Opponents of Brain Research[edit]

Many opponents of brain research consider it a "popular mix of fact, misinterpretation, and speculation.(Jorgenson,2003)" Opponents feel that much of the information represented by brain research is unfounded and that many of the people who promote brain research do not hold credentials in neuroscience. "There's a whole industry of brain-based education based on no research at all."(Jorgenson,2003) Challengers of brain research question such principles as the "right brain/left brain", "critical period or window of opportunity", and the "Mozart effect" saying that there is no evidence to prove increased brain activity. These techniques have led to reports of success but "it is difficult to know whether the improvement is due to "brain-based" theory, increased attention paid to hands-on activities and engaging teaching strategies, improved teacher awareness and attention to student needs, the pressure of a unified district mandate with support throughout the chain of command, or one of many other variables contributing to increased student achievement."(Jorgenson,2003)

Multiple Choice[edit]

1. What information does the brain remember best?

 a. Information that is presented first
 b. Information that is presented last
 c. Information that is presented in the middle 
 d. Information that is presented first and last

2. Brain-based teaching should include the following:

 a. multiple ways of learning the same material
 b. hours of power point lectures
 c. high-stress environments
 d. high-stakes testing

3. The male brain:

 a. develops the right hemisphere earlier than in females
 b. has 20-30 percent more serotonin
 c. maintains lower testosterone levels
 d. the male brain spreads thinking function over a wider area of the brain

4. Proponents of brain research believe:
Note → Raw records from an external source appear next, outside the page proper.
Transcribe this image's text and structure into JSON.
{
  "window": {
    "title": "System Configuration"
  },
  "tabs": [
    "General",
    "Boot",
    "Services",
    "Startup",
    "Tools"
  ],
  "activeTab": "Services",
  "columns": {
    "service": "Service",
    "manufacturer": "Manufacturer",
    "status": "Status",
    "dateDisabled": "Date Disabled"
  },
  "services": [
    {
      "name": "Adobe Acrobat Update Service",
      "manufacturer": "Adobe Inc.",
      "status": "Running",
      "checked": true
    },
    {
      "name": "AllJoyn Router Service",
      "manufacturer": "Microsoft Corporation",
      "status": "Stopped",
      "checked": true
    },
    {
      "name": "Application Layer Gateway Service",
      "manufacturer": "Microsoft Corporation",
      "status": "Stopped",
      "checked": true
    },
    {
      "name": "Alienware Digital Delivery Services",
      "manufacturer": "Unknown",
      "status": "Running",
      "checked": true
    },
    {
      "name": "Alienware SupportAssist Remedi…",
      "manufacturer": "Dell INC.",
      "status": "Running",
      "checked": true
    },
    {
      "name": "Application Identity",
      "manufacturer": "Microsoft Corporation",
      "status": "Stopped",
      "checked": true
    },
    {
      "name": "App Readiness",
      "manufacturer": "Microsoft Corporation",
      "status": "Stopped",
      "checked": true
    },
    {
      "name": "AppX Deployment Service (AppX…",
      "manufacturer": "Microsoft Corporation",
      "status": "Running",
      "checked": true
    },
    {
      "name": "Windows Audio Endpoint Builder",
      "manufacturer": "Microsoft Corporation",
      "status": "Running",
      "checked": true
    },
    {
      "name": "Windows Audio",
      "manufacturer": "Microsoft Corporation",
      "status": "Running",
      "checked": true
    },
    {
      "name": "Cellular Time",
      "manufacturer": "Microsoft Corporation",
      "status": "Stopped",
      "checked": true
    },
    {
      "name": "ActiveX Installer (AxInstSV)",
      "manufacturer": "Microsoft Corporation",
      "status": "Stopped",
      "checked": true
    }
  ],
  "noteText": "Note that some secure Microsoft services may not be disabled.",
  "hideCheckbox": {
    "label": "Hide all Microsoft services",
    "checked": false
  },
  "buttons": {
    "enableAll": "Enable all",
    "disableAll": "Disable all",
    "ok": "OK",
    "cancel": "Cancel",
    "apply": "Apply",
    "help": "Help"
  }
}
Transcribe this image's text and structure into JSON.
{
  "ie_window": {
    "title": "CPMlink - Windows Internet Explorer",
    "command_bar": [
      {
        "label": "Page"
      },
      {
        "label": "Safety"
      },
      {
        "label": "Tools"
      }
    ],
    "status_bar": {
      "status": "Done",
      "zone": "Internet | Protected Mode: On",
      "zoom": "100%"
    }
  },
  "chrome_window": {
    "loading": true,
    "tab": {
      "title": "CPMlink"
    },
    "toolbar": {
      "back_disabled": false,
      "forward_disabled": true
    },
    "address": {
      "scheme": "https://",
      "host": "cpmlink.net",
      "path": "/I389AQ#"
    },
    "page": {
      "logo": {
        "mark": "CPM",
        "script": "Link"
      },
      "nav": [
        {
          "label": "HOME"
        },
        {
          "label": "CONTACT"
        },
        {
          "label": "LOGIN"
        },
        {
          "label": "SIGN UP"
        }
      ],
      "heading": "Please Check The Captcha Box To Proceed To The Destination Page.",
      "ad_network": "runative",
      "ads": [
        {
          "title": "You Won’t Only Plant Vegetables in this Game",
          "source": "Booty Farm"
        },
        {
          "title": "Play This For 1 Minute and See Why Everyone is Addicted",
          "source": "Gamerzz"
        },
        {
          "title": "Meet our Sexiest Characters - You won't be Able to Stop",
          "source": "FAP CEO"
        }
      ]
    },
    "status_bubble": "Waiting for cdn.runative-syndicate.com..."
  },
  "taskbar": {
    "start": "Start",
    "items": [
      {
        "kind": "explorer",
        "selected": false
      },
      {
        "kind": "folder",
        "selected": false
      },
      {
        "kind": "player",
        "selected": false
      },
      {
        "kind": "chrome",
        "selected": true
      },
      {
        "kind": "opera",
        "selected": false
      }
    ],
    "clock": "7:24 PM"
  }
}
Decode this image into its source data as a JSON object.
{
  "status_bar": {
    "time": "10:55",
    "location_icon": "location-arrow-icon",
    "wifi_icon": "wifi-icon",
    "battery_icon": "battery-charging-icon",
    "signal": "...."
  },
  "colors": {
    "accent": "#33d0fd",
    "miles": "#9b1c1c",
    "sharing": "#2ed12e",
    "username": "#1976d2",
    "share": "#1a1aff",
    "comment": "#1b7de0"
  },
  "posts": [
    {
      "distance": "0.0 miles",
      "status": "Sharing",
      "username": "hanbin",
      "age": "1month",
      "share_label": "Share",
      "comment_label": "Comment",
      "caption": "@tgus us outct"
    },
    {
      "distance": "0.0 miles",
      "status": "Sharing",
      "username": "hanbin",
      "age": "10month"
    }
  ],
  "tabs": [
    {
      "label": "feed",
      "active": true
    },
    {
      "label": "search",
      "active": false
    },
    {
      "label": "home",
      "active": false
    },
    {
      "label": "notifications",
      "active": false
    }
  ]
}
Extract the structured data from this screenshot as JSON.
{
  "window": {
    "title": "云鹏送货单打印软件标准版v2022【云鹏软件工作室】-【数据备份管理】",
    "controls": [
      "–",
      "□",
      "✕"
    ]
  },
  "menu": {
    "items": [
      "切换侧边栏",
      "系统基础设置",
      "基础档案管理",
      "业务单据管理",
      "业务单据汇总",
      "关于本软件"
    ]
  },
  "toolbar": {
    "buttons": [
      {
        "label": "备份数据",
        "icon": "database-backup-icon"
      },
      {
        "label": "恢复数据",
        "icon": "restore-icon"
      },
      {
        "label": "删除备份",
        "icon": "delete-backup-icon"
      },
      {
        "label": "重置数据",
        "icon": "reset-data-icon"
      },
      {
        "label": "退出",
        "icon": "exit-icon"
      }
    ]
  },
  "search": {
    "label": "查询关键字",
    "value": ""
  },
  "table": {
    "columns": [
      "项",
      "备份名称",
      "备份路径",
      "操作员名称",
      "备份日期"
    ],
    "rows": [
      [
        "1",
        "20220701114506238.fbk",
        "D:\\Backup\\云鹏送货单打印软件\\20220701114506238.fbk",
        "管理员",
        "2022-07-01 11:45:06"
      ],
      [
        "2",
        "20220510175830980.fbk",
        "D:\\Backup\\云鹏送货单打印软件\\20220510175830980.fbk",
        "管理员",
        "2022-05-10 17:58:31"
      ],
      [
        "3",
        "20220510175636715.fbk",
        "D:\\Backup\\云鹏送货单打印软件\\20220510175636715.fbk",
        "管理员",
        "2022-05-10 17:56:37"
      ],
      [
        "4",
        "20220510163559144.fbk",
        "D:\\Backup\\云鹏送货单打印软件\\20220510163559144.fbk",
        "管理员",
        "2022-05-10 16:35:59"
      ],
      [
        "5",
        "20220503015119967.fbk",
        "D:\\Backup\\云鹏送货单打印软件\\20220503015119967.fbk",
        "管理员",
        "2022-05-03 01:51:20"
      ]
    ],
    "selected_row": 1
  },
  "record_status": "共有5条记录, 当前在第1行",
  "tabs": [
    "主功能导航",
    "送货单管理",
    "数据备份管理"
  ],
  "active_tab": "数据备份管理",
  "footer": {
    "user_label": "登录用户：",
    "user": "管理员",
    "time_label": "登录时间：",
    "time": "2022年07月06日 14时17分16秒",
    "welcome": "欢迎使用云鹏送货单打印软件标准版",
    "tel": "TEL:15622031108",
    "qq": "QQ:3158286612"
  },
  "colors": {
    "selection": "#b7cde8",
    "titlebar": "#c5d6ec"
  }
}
 a. sleep does not affect the way we retain information
 b. adding relationships to information already known helps the learning process
 c. learning is not affected by the environment in which you are being taught
 d. physical activity has nothing to do with learning

5. Opponents of brain research:

 a. believe the principles of "the Mozart effect"
 b. believe all schools should use brain-compatible strategies
 c. believe that much of the information represented by brain research is unfounded
 d. believe that many of the people who promote brain research hold high credentials in neuroscience


Caine, R. N. (2006). Systemic Changes in Public Schools through Brain-Based Learning. TechTrends, v. 50 no. 2, p. 52-3.

Dennison, Ph.D., P.E, & Dennison, G.E. (1994). Brain Gym (Teacher's Edition). California: Edu-Kinesthetics, Inc.

Ebner, F. F. (1996). Teaching the brain to learn. Peabody Journal of Education, v. 71 no. 4, p. 143-51.

Hileman, S. (2006). Motivating Students Using Brain-Based Teaching Strategies. The Agricultural Education Magazine, v. 78 no. 4, p. 18-20.

Jensen, E. (2004). Brain Compatible Strategies (2nd ed.). California: Corwin Press.

Jensen, E. (2007). Introduction to Brain-Compatible Learning (2nd ed.). California: Corwin Press.

Jorgenson, O. (2003). Brain Scam? Why Educators Should Be Careful about Embracing 'Brain Research'. The Educational Forum, v. 67 no. 4, p. 364-9.

Prigge, D. J. (2002). 20 ways to promote brain-based teaching and learning. Intervention in School and Clinic, v. 37 no. 4, p. 237-41.

Willis, J. (2007). Brain-Based Teaching Strategies for Improving Students' Memory, Learning, and Test-Taking Success. Childhood Education, v. 83 no. 5, p. 310-15.

Multiple Choice Answers[edit]

 1. d
 2. a
 3. a
 4. b
 5. c